Many parents are anxious about sending their kids back to school next week with the risk of Covid-19 infections in the classrooms quite high. Similarly, the risk of compromising the academic year by keeping kids at home until a treatment or cure is found is equally as high. Private school group Curro has launched an online schooling platform to help parents keep their kids educated and safe. Andries Greyling, CEO of Curro joins CNBC Africa for more.

Covid-19: WFP, YouTube partner to tackle food insecurity in Africa

Covid-19 disruptions to global supply chains have raised the alarm around food insecurity in Africa, with millions of people at risk of plunging further into poverty. To help the continent feed itself throughout the crisis streaming platform YouTube has partnered with the World Food Programme and UNICEF to raise funding. That’s as Africa works on a sustainable plan for food production, which includes reducing its reliance on food imports. Alex Okosi, Managing Director for Emerging Markets in Europe, the Middle East and Africa at YouTube joins CNBC Africa for more.

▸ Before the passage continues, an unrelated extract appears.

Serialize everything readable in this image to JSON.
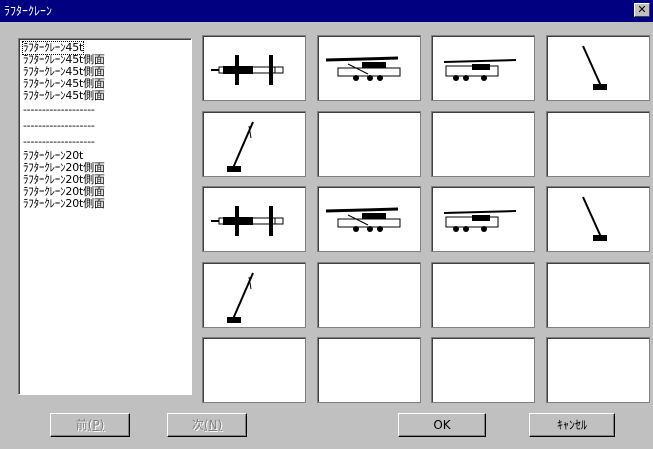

Africa’s unified & coordinated response to COVID-19: A public-private sector partnership

On this CNBC Africa special broadcast on Africa Day we hear from three influential and strident voices of the continent about how they feel Africa can come up with a unified and coordinated response to the pandemic – on both the private and public sector....

Trending Now

Protecting Africa’s progress during the COVID-19 pandemic

As of the 24th of May, Africa had a total of 107,412 confirmed Covid-19 cases, with 42,626 recoveries and 3,246 deaths. CNBC Africa’s Kenneth Igbomor explores ways to protect Africa’s progress during the Covid-19 pandemic with Dr.Vera Songwe, United Nations Under-Secretary-General and Executive Secretary of the Economic Commission for Africa, Dr. John Nkengasong, Director of the Africa Centre for Disease Control & Prevention and Edwin Ikhuoria, Africa Executive Director of the One Campaign....

How Africa can corner a tenth of the world battery metals market – if being brave favours Fortune!

“I can say, do we have a good business: yes. Are we in distress? No. We have a lot of work to do things are going to get worse before they get better.”

African artists donate their vocals to support COVID-19

While big business has used its deep pockets to contribute towards Covid-19 related aid, musicians are using their voices. Artists from across the continent have teamed up to create a song to help governments drive important messaging around Covid-19 and to encourage citizens to play their part in limiting the spread of the virus. Two of the artists on the song, South African rapper Riky Rick and Zimbabwean born Sha Sha join CNBC Africa for more....

How Covid-19 is shaping Africa’s prospects

This time last year Africa was celebrating the milestone that free trade on the continent would soon be a reality. Prior to Covid-19, the free trade Africa deal was due to be implemented on the 1st of July. Africa Day this year is, however, less joyful as the continent grapples with the prospect of deep recession and in some parts, depression with the coronavirus health crisis fast muted into an economic and financial one. Joining CNBC Africa to discuss Africa’s prospects in 2020 is Alexander Forbes Chief Economist, Isaah Mhlanga and Head of Strategic Slients, Lesiba Mothata.
- Advertisement -